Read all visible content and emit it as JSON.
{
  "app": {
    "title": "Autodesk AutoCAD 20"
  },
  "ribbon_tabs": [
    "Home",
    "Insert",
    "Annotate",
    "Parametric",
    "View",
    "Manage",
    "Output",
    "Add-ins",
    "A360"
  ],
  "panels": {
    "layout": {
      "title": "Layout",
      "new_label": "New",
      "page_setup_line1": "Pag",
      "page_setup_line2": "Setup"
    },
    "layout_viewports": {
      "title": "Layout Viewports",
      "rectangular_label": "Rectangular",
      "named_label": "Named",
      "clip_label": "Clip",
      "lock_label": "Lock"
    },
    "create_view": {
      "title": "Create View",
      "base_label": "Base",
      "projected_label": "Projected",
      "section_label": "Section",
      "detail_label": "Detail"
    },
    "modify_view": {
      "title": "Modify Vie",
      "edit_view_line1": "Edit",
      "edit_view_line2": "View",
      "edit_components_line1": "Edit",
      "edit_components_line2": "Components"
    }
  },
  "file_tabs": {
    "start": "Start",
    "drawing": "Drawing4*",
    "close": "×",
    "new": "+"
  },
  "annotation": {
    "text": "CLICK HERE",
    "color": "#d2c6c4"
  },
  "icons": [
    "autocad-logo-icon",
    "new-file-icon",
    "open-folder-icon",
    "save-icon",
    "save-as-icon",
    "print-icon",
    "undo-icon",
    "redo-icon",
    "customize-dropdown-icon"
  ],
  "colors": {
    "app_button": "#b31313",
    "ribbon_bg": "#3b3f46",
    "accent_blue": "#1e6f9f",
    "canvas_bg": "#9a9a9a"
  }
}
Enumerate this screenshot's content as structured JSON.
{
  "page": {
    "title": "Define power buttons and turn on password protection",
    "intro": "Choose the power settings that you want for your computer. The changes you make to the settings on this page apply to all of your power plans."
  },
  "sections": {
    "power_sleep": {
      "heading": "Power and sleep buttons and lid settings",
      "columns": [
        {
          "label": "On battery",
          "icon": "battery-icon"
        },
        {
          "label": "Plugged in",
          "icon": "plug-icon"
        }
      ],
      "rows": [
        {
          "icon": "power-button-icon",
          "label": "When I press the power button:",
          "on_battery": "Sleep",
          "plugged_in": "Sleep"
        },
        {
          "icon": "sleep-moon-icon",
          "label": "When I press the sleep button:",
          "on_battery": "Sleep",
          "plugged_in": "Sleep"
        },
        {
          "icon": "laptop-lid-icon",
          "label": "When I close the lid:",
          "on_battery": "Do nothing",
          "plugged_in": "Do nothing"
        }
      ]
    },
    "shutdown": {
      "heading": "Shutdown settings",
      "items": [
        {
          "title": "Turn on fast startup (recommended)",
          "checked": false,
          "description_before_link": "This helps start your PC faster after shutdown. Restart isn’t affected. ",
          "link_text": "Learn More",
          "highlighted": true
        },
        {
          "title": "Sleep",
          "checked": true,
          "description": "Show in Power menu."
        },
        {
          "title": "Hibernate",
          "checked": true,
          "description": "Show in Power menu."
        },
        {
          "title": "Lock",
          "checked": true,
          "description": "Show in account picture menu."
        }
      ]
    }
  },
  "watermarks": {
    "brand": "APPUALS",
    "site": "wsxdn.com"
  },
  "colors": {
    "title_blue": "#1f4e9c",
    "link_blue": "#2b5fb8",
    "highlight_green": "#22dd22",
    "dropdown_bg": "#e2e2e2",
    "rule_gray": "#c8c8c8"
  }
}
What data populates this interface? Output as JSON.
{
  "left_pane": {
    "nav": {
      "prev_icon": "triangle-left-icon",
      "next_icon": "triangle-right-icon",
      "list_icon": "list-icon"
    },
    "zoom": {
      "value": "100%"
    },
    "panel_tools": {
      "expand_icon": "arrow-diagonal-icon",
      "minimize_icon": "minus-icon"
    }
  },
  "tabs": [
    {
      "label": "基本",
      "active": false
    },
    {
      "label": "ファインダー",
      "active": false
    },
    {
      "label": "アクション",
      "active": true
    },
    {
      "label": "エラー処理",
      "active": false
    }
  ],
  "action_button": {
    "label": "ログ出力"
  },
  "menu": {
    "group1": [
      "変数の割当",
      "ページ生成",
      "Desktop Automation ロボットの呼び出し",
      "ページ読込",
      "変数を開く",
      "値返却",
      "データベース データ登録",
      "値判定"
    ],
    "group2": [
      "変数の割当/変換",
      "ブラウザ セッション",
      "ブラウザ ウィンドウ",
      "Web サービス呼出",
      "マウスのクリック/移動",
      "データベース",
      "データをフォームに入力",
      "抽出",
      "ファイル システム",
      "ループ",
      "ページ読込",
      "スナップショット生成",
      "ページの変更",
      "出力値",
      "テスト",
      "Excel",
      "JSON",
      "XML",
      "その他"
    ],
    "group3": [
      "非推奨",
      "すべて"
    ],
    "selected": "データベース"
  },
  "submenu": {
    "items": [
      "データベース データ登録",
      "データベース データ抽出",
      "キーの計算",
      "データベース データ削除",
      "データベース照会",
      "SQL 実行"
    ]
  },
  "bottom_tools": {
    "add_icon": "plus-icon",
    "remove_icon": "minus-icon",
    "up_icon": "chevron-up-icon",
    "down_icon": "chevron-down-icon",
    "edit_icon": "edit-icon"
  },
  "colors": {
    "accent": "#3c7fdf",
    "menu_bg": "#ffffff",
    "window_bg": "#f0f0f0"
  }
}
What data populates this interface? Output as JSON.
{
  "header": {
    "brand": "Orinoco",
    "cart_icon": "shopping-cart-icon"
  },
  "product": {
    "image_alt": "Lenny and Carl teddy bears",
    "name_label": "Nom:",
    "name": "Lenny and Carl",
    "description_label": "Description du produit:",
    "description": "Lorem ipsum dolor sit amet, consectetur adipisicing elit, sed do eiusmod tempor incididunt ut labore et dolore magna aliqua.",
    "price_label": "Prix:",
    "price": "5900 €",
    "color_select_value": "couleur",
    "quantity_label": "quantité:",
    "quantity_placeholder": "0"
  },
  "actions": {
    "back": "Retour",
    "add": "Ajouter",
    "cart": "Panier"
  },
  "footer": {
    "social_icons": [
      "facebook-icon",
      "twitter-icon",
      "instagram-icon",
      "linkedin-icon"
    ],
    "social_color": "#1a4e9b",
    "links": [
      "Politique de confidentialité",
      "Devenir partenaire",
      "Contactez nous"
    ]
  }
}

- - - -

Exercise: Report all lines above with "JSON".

Solution to this problem:
Read all visible content and emit it as JSON.
Enumerate this screenshot's content as structured JSON.
What data populates this interface? Output as JSON.
      "JSON",
What data populates this interface? Output as JSON.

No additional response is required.